Dino Rossi update: a decision to run by year's end

The former Washington state senator, who lost to Chris Gregoire in the super-close 2004 gubernatorial election, grants an interview to a friendly.
The former Washington state senator, who lost to Chris Gregoire in the super-close 2004 gubernatorial election, grants an interview to a friendly.

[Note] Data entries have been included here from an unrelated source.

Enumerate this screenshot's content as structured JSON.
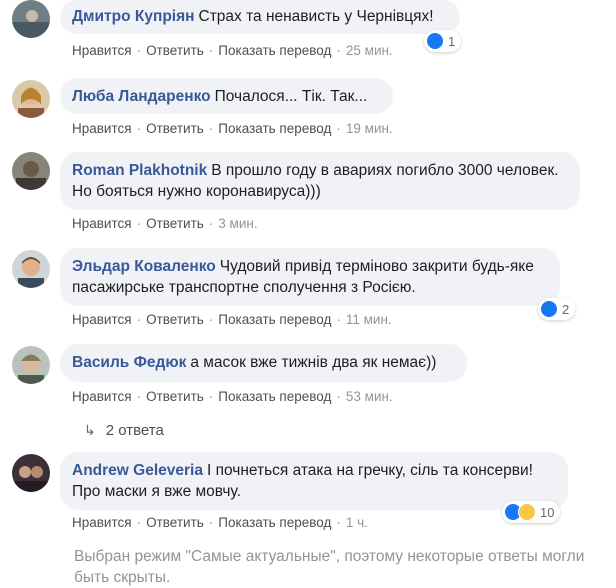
{
  "actions": {
    "like": "Нравится",
    "reply": "Ответить",
    "translate": "Показать перевод",
    "separator": "·"
  },
  "comments": [
    {
      "author": "Дмитро Купріян",
      "text": "Страх та ненависть у Чернівцях!",
      "time": "25 мин.",
      "reactions": "1"
    },
    {
      "author": "Люба Ландаренко",
      "text": "Почалося... Тік. Так...",
      "time": "19 мин."
    },
    {
      "author": "Roman Plakhotnik",
      "text": "В прошло году в авариях погибло 3000 человек. Но бояться нужно коронавируса)))",
      "time": "3 мин."
    },
    {
      "author": "Эльдар Коваленко",
      "text": "Чудовий привід терміново закрити будь-яке пасажирське транспортне сполучення з Росією.",
      "time": "11 мин.",
      "reactions": "2"
    },
    {
      "author": "Василь Федюк",
      "text": "а масок вже тижнів два як немає))",
      "time": "53 мин."
    },
    {
      "author": "Andrew Geleveria",
      "text": "І почнеться атака на гречку, сіль та консерви! Про маски я вже мовчу.",
      "time": "1 ч.",
      "reactions": "10"
    }
  ],
  "replies_toggle": "2 ответа",
  "footnote": "Выбран режим \"Самые актуальные\", поэтому некоторые ответы могли быть скрыты.",
  "colors": {
    "author": "#385898",
    "bubble": "#f0f2f5",
    "meta": "#90949c",
    "like": "#1877f2"
  }
}
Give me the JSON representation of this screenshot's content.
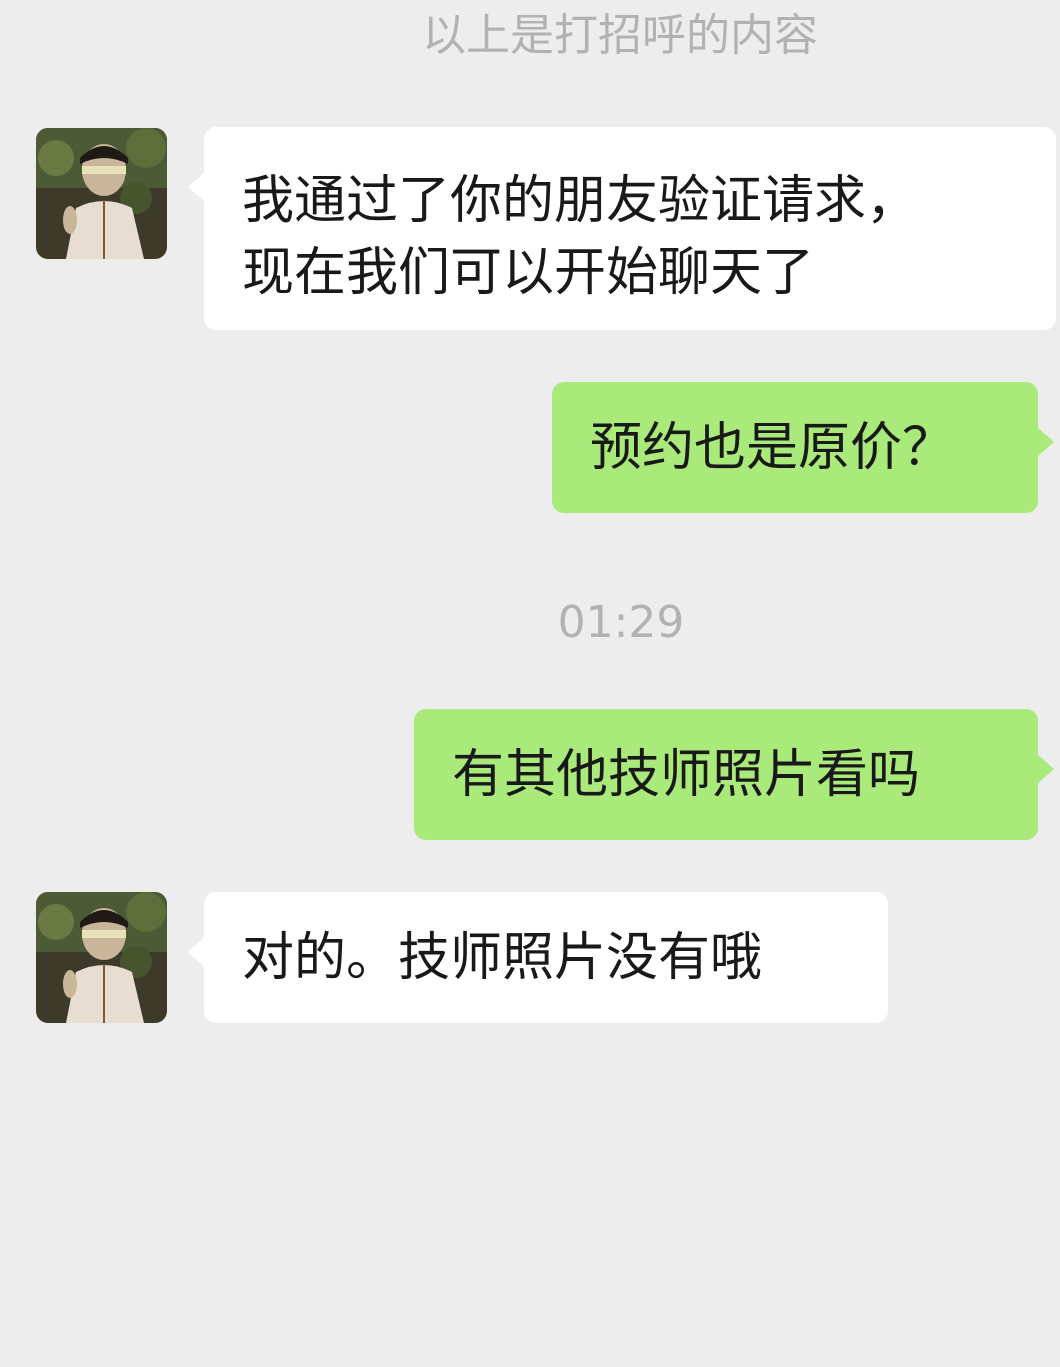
{
  "chat": {
    "system_notice": "以上是打招呼的内容",
    "timestamp": "01:29",
    "messages": [
      {
        "direction": "incoming",
        "lines": [
          "我通过了你的朋友验证请求，",
          "现在我们可以开始聊天了"
        ]
      },
      {
        "direction": "outgoing",
        "lines": [
          "预约也是原价？"
        ]
      },
      {
        "direction": "outgoing",
        "lines": [
          "有其他技师照片看吗"
        ]
      },
      {
        "direction": "incoming",
        "lines": [
          "对的。技师照片没有哦"
        ]
      }
    ]
  },
  "contact": {
    "avatar_icon": "contact-avatar-photo"
  },
  "colors": {
    "background": "#ededed",
    "incoming_bubble": "#ffffff",
    "outgoing_bubble": "#a9ea7a",
    "system_text": "#b2b2b2",
    "message_text": "#191919"
  }
}
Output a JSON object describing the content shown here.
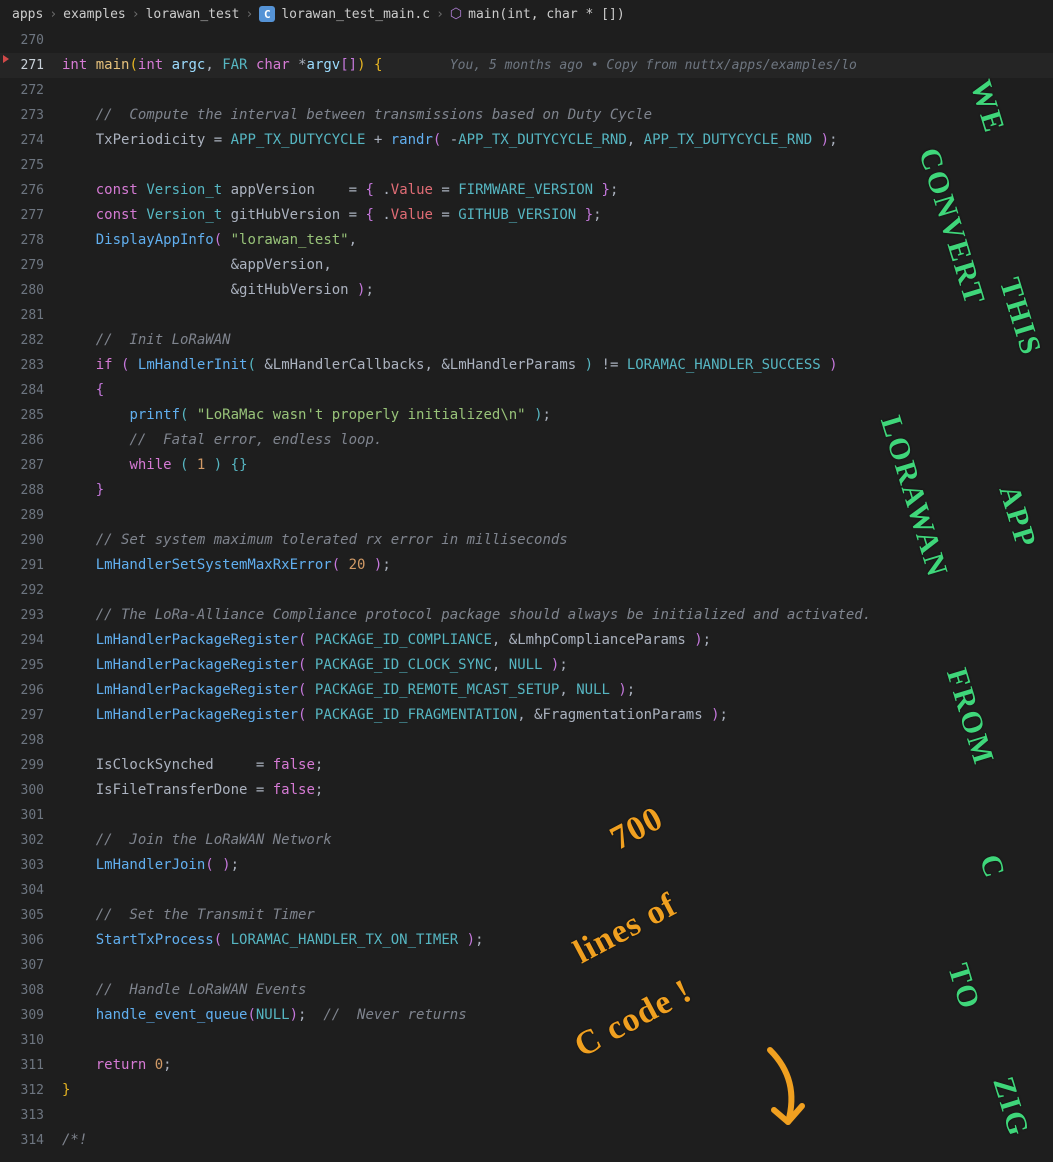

In an interview with Liz Mair of GOPProgress.com, Dino Rossi, the Washington GOP gubernatorial candidate in 2004 who lost by a few votes to Democrat Chris Gregoire in that legally contested election, says he will decide by the end of the year whether to run for governor again in 2008. We're just getting started up really, we've been at it less than a year now. We're going to be launching a few other things over the next couple of months, hiring a couple of people, and we're going to keep it moving ... Last year, I helped 36 candidates in three states, so I was very, very busy helping candidates I liked, free enterprise type candidates that I thought would be good, especially for the small and medium sized business community. Those are the people that I lent my help and support to. And now as to the second part of your question, we'll make a decision at the end of this year as to whether we do it again or not. With four children between six and sixteen, we've got to make sure it's right for the family first. There's a lot of variables there. And we have to assess whether the skills I have to offer are still necessary to turn the state around. We'll make that assessment as well. If I did do it again, and if I did win again, it looks like I'd be walking into what I walked into when we got the majority in 2003. It's a big mess that we'll have to straighten out again, but it's not like I haven't done that before. [laughs] I have experience doing that. Rossi said by 2010, the Democrats could be where the Republicans were in 2006 and U.S. Sen. Patty Murray could be vulnerable. Rossi has been pretty much invisible to media since a Superior Court in 2005 rejected the Republican Party challenge of Gregoire's election. He has an exploratory committee, however – a "foundation" – studying just about everything a potential political campaign would want to study. Rossi says his 501(c)(4) organization, called Forward Washington Foundation, is "centered around improving the business climate in the state for small and medium sized businesses, and also fiscal responsibility in state budgeting," and "is good way to highlight these issues." On its Web site, the exploratory foundation is raising money to "help us play an active role in offering and promoting solutions on important state issues such as the business climate, responsible state budgeting, accountability in state government and protecting the poor and the vulnerable." It's also "administering employer surveys with the intent of learning more about the challenges facing businesses in Washington state."


Please support independent local news for all.

We rely on donations from readers like you to sustain Crosscut's in-depth reporting on issues critical to the PNW.


About the Authors & Contributors